## TASK REQUIREMENTS
Look through the records and copy every line in which "heading" appears.

## RECORDS PROVIDED
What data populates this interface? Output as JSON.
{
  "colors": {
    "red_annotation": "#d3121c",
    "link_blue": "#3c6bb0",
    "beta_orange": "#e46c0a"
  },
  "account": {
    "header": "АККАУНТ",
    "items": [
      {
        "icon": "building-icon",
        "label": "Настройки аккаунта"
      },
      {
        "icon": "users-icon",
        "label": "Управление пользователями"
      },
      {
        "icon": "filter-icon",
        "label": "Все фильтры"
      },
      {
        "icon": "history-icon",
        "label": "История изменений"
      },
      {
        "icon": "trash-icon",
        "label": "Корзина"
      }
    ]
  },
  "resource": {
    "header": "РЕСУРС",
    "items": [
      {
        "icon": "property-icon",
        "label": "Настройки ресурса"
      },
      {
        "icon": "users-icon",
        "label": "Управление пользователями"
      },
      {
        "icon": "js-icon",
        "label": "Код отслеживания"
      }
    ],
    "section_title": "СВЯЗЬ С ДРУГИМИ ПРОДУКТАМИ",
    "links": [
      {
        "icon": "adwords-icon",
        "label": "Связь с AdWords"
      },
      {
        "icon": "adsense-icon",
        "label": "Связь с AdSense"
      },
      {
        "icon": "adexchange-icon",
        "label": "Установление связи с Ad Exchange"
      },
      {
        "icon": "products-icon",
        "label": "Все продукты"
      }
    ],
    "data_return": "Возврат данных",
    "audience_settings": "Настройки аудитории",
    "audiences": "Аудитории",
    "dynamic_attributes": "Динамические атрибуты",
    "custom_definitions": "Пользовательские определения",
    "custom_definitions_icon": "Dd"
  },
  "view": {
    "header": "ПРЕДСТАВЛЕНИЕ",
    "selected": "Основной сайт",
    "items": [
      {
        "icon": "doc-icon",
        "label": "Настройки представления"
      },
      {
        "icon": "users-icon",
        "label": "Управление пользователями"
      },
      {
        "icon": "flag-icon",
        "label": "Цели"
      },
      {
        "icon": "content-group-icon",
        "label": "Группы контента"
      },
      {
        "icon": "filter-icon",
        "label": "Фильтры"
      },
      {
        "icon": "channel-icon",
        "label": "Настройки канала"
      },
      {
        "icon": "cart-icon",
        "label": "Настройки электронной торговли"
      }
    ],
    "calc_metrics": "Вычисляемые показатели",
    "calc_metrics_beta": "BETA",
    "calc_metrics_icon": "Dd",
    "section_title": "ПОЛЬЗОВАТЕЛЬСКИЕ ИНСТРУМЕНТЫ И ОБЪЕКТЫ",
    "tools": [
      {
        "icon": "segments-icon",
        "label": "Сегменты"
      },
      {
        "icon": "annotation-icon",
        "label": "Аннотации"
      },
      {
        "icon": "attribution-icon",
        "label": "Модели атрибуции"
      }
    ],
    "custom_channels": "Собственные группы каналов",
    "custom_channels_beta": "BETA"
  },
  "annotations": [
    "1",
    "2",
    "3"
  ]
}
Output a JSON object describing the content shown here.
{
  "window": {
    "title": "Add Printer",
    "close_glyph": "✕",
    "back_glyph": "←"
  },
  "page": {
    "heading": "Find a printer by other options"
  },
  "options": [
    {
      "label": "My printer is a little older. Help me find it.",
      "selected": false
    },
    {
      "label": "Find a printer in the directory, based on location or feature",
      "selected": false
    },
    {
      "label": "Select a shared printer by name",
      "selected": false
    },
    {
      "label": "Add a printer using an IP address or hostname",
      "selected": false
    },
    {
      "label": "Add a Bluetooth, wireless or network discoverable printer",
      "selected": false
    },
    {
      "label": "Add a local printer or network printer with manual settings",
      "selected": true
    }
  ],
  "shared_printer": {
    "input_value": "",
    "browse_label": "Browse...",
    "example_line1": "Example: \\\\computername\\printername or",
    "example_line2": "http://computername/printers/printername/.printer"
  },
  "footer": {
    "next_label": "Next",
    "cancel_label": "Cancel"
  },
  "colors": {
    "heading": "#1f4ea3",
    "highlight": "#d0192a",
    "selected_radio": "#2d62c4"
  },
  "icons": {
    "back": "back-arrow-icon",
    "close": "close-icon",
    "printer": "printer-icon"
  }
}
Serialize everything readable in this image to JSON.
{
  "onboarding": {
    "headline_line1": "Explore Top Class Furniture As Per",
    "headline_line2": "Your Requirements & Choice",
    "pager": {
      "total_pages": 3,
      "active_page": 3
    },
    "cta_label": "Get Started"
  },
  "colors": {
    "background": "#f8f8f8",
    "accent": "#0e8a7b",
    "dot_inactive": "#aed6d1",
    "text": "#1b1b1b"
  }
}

## SOLUTION FOR THIS EXERCISE
    "heading": "Find a printer by other options"
    "heading": "#1f4ea3",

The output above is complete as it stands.